UINT32 * buffPtr = (UINT32*) DRam;

/* RA holds the offset to the DMA entry */

/* Offset 0: SYS_ADDR_L */

/* Offset 1: SYS_ADDR_H */

/* Offset 2: XFER_CTL */

*(buffPtr) = VDMA_LOAD_RA(0xe);

*(buffPtr + 1) = VDMA_LOAD_SYS_ADDR(_RA,0);

*(buffPtr + 2) = VDMA_LOAD_XFER_CTL(_RA,2);

*(buffPtr + 3) = VDMA_LOAD_RA(0xf);//load addr of dma entry 2

*(buffPtr + 4) = VDMA_LOAD_SYS_ADDR(_RA,0);

*(buffPtr + 5) = VDMA_LOAD_XFER_CTL(_RA,2);

*(buffPtr + 6) = VDMA_SIG_EVENT(1,1,0×0); /* Stop VDMA */

/* Generate interrupt (event = 1) and halt VDMA */


*(buffPtr + 0xe) = 0x10; /* Offset to the first DMA entry */

*(buffPtr + 0xf) = 0x13; /* Offset to the first DMA entry */

size = DMABufferSize-4;

*(buffPtr + 0x10) = (kernelAddr) & 0xFFFFFFFF; /* SYS_ADDR_L */

*(buffPtr + 0x11) = (kernelAddr >> 32) & 0xFFFFFFFF; /* SYS_ADDR_H */

//CreateXferCtlInstruction(UINT8 c, UINT8 streamID, UINT8 direction, UINT8 xfer_en, UINT16 cnt)

//*(buffPtr + 0x12) = m_VDMA->CreateXferCtlInstruction(0, 1, direction, 1, DMABufferSize); /* XFER_CTL */

//timdebug stream 2, stream 2 is a static number that is returned from modified ldm.v in Lambo 0x0123456789ABCDEF

*(buffPtr + 0x12) = m_VDMA->CreateXferCtlInstruction(0, 1, direction, 1, size); /* XFER_CTL */

size = 4;

location = kernelAddr+DMABufferSize-4;

//semaphore dma

*(buffPtr + 0x13) = ( location ) & 0xFFFFFFFF; /* SYS_ADDR_L */

*(buffPtr + 0x14) = (kernelAddr >> 32) & 0xFFFFFFFF; /* SYS_ADDR_H */

//CreateXferCtlInstruction(UINT8 c, UINT8 streamID, UINT8 direction, UINT8 xfer_en, UINT16 cnt)

//*(buffPtr + 0x12) = m_VDMA->CreateXferCtlInstruction(0, 1, direction, 1, DMABufferSize); /* XFER_CTL */

//timdebug stream 2, stream 2 is a static number that is returned from modified ldm.v in Lambo 0x0123456789ABCDEF

*(buffPtr + 0x15) = m_VDMA->CreateXferCtlInstruction(0, 2, direction, 1, size); /* XFER_CTL */

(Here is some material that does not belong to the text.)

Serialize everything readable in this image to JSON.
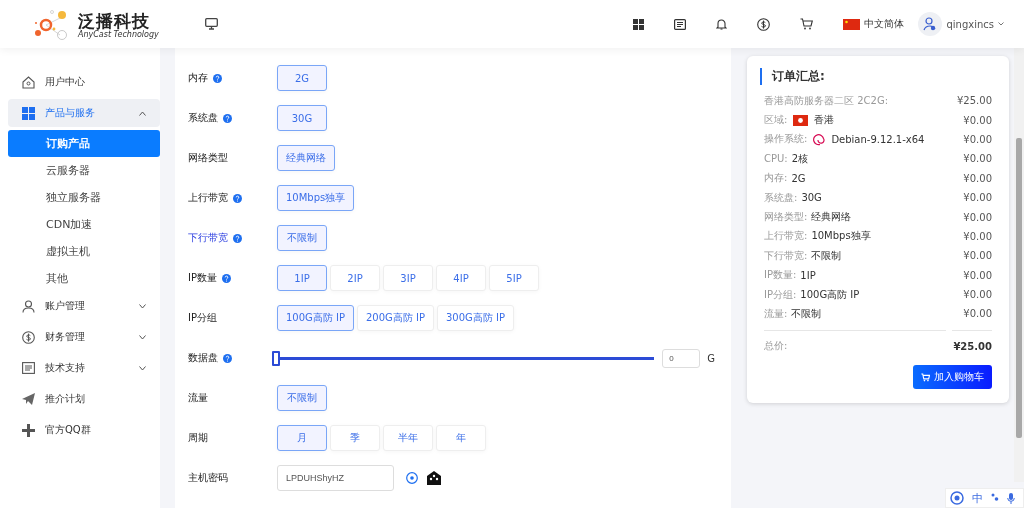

VDMA_CodeGen_Init(DRam, DRamSize);


/* RA holds the offset to the DMA entry */

/* Offset 0: SYS_ADDR_L */

/* Offset 1: SYS_ADDR_H */

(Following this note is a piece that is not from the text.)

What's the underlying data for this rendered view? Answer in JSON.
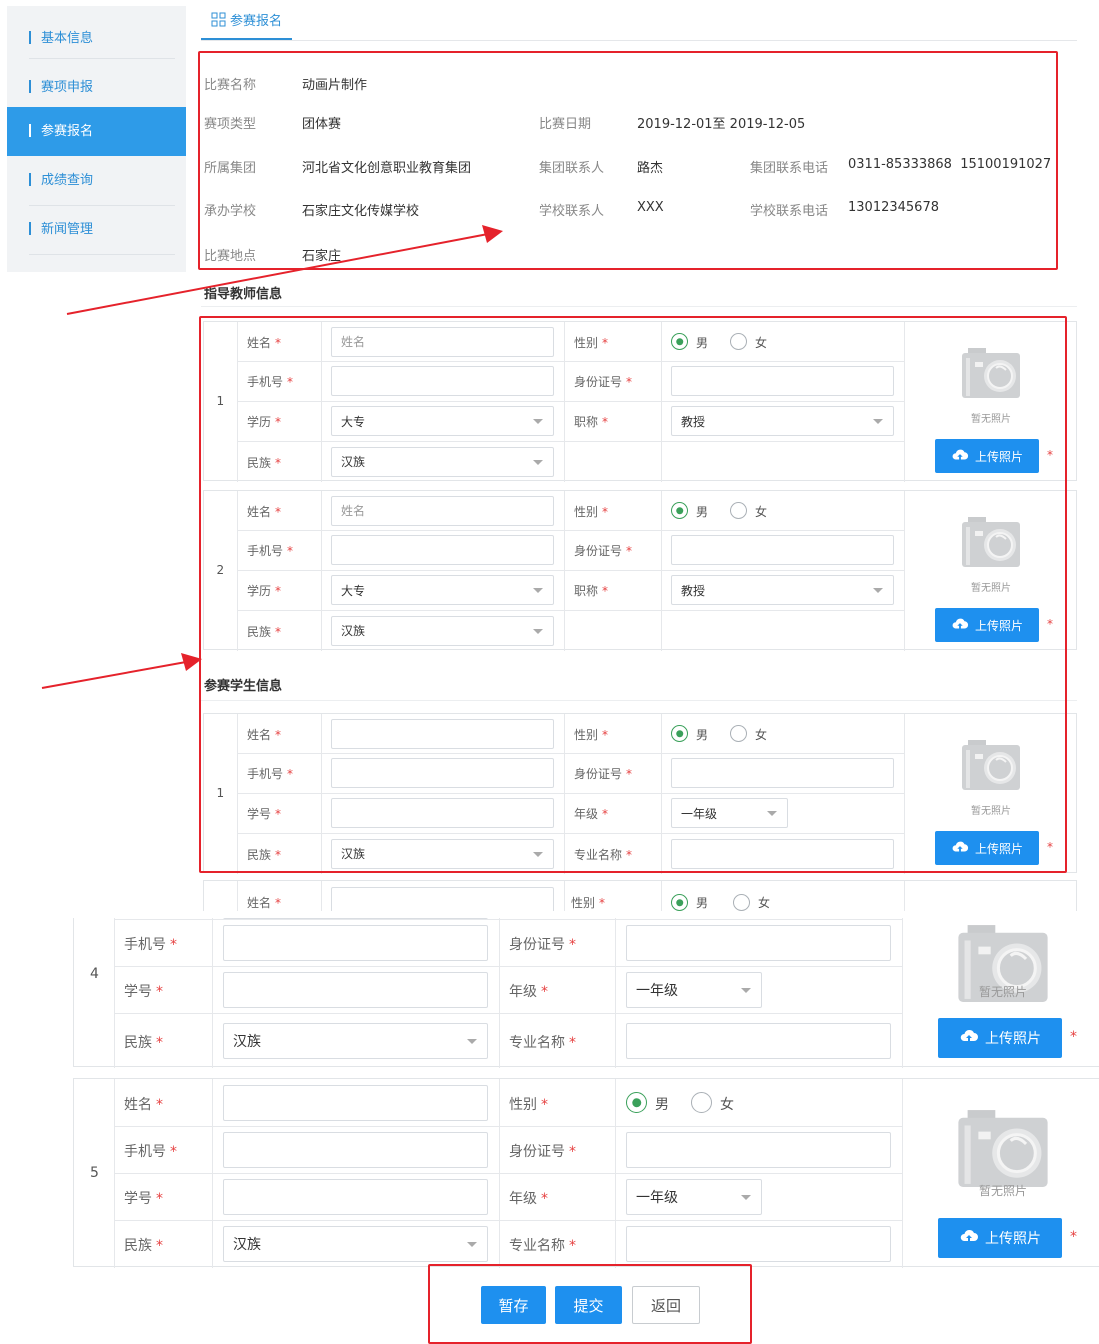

/* Offset 2: XFER_CTL */

/* Offset 3: dummy XFER_CTL */




SIG_EVENT(1,1,0×0); /* Stop VDMA */

/* Generate interrupt (event = 1) and halt VDMA */



CONST_WORD(0x10); /* Offset to the first DMA entry */

i = (kernelAddr) & 0xFFFFFFFF;


i = (kernelAddr >> 32) & 0xFFFFFFFF;


i = m_VDMA->CreateXferCtlInstruction(0, 1, direction, 1, DMABufferSize);